When investigators questioned Pinder in March, he admitted he took more than $7,000 from Flores. But Pinder insisted he took the money only because he was entitled to it for back pay. After he was paid, Pinder dropped a $25,000 claim in the bankruptcy case, and Flores later testified that the dispute over the money with the commissioner was settled.
In the ensuing months, Pinder fretted over the specter of being charged. But it wasn’t until Monday, when his lawyer told him he would have to surrender, that he realized he would lose his commission seat, his friends said.
What he lacked in physical stature, he made up for in heart and desire. When you put him on a court, he loved to win.
Pinder’s high school basketball coach
On Monday night, he tuned into the Cleveland Cavaliers and Toronto Raptors playoff game and within a couple of hours called his friend, Uzat. He agonized about surrendering to the charges Wednesday and the pain it would bring, Uzat said.
Uzat said Pinder was about to lose the one job he had spent years trying to win back. “If he couldn’t be in politics, he didn’t want to do anything else,” he said.
Shiver said Pinder exercised poor judgment in using his commission seat to get paid. “It’s wrong. You can’t do that,” he said. But ultimately, his friend was one of the few elected officials who was “trying to make a difference.”
Michael Pizzi, a former attorney for Opa-locka who had once represented the commissioner, said Pinder’s “passion to put the city on the right track often came into conflict with the fact that he kept getting dragged back into associations with people who did not have the city’s best interest at heart.”
Barrett said the tragedy has as much to do with the city as his friend’s death. For years, Pinder represented the new generation of leaders who were going to help Opa-locka move beyond its cycles of poverty and crime.
“Until Pinder came along, the young people didn’t want anything to do with Opa-locka,” he said. “They were tired of watching what the older people had done. Pinder was young, with fresh ideas. Even us older people took to him. We wanted him to do well.”
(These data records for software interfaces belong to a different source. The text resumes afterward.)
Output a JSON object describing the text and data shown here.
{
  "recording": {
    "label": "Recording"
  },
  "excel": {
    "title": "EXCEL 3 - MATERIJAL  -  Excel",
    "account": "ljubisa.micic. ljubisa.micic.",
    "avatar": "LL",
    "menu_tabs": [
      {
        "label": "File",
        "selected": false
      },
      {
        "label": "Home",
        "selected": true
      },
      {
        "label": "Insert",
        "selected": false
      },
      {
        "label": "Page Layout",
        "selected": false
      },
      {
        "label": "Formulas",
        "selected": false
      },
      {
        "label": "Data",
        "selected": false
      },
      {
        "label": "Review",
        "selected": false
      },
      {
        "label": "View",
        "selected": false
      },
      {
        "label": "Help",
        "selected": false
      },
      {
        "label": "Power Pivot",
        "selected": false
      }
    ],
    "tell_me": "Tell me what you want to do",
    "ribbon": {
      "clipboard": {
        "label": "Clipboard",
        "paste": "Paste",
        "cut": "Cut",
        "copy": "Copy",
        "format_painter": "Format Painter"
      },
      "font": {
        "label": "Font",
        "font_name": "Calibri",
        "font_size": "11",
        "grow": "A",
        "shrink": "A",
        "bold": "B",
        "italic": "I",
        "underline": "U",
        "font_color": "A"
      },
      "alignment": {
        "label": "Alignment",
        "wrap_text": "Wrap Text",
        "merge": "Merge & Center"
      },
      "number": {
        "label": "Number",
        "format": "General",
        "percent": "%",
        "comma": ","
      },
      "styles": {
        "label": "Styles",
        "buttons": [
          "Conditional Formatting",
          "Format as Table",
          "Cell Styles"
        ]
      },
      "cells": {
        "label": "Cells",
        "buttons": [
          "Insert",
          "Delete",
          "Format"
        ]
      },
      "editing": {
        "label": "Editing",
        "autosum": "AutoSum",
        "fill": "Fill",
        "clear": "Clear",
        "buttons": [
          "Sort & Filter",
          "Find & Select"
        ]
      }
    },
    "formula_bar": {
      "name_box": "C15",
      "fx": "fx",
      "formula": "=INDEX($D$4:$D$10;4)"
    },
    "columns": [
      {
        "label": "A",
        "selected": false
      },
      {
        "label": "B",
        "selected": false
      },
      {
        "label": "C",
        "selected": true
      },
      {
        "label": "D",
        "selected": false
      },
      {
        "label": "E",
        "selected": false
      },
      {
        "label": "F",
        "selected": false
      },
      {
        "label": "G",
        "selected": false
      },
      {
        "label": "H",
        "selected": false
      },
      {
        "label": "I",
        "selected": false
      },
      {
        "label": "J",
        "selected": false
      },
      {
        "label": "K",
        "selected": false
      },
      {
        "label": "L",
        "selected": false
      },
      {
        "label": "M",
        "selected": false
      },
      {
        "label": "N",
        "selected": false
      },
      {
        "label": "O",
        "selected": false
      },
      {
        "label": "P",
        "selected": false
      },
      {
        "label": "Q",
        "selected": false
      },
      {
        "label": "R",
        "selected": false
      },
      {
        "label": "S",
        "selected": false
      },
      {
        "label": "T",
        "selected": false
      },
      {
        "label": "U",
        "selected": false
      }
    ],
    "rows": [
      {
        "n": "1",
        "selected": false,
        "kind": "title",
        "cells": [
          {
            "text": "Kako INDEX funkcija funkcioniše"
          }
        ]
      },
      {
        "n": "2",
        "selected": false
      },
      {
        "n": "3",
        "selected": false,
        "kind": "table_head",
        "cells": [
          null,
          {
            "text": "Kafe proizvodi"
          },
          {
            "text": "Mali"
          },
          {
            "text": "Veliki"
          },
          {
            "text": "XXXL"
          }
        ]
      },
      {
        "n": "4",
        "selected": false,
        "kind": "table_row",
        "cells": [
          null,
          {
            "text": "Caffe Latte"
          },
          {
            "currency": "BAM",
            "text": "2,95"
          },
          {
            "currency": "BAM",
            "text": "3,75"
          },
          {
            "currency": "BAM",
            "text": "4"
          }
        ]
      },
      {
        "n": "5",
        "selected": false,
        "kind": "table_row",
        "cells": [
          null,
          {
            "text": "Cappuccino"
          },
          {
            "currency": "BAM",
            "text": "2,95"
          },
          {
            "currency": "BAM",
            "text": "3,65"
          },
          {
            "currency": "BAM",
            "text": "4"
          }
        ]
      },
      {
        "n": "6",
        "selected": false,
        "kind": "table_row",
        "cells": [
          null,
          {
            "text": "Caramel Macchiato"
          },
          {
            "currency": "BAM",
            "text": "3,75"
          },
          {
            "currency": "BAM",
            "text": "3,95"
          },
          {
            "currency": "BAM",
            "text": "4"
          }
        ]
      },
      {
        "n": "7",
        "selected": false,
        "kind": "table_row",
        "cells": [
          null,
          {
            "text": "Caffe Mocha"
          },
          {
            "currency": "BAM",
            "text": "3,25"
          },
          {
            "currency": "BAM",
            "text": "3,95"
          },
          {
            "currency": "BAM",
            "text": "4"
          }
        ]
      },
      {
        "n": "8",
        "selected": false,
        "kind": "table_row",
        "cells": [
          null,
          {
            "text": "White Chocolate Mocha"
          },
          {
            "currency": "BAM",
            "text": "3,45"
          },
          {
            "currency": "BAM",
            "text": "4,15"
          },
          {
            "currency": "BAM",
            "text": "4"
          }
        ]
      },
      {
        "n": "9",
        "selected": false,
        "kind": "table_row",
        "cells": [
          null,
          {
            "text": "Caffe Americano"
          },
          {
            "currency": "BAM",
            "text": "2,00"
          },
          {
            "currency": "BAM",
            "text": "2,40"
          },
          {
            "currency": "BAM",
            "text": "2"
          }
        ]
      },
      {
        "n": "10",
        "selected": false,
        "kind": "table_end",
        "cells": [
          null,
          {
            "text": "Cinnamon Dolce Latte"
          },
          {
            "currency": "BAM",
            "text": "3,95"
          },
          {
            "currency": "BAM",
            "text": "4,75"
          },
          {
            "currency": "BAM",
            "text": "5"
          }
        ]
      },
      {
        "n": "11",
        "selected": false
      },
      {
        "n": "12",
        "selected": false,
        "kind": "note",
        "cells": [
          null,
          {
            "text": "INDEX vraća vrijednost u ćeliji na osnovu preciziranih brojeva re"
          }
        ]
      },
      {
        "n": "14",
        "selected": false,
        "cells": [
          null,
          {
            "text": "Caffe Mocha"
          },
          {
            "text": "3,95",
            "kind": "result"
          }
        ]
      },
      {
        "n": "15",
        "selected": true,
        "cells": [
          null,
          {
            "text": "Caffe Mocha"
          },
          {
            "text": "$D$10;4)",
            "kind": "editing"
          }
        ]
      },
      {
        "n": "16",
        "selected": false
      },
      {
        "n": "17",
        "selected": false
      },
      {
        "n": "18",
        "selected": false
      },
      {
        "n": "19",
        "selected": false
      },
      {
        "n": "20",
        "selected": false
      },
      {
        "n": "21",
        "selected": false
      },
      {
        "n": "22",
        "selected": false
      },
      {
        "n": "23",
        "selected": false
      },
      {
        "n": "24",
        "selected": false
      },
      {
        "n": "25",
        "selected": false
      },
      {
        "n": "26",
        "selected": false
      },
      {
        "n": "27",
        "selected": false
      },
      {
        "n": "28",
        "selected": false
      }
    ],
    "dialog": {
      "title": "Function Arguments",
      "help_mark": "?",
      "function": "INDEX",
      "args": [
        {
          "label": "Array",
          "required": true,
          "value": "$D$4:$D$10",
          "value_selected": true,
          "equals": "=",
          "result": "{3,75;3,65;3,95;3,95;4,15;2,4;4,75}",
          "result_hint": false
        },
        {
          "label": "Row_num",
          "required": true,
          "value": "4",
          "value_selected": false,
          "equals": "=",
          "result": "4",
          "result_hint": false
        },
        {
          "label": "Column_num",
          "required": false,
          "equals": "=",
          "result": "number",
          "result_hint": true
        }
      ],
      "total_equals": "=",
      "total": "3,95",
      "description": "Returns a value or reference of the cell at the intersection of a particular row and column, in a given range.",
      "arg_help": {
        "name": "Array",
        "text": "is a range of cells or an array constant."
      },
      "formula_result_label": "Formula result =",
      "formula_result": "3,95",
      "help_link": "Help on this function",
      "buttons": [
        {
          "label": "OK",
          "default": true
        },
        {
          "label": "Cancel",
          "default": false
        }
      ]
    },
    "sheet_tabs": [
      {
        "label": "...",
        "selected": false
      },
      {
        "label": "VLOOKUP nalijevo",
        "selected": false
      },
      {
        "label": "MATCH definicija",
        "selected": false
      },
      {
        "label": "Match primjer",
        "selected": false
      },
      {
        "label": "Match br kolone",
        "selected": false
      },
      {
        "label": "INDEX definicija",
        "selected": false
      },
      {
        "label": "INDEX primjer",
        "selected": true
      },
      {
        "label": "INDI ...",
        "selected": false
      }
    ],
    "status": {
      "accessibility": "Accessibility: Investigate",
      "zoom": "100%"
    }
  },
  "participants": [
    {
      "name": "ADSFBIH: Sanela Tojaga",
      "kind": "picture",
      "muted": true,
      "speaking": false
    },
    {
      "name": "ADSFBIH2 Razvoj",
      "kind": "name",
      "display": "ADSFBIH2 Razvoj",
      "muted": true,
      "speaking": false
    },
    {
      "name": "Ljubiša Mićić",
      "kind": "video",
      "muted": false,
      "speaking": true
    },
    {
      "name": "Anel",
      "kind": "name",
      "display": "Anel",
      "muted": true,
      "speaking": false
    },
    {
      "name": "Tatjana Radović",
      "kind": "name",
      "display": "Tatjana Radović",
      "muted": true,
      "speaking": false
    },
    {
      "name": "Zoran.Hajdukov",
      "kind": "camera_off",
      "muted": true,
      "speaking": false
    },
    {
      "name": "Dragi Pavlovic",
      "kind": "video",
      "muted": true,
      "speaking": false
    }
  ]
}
Ultimately, though, he succumbed to the same pressures that Barrett warned him about years ago. “They used to say in Opa-locka, $1,500 will buy you anything,” he said. “That is still true today.”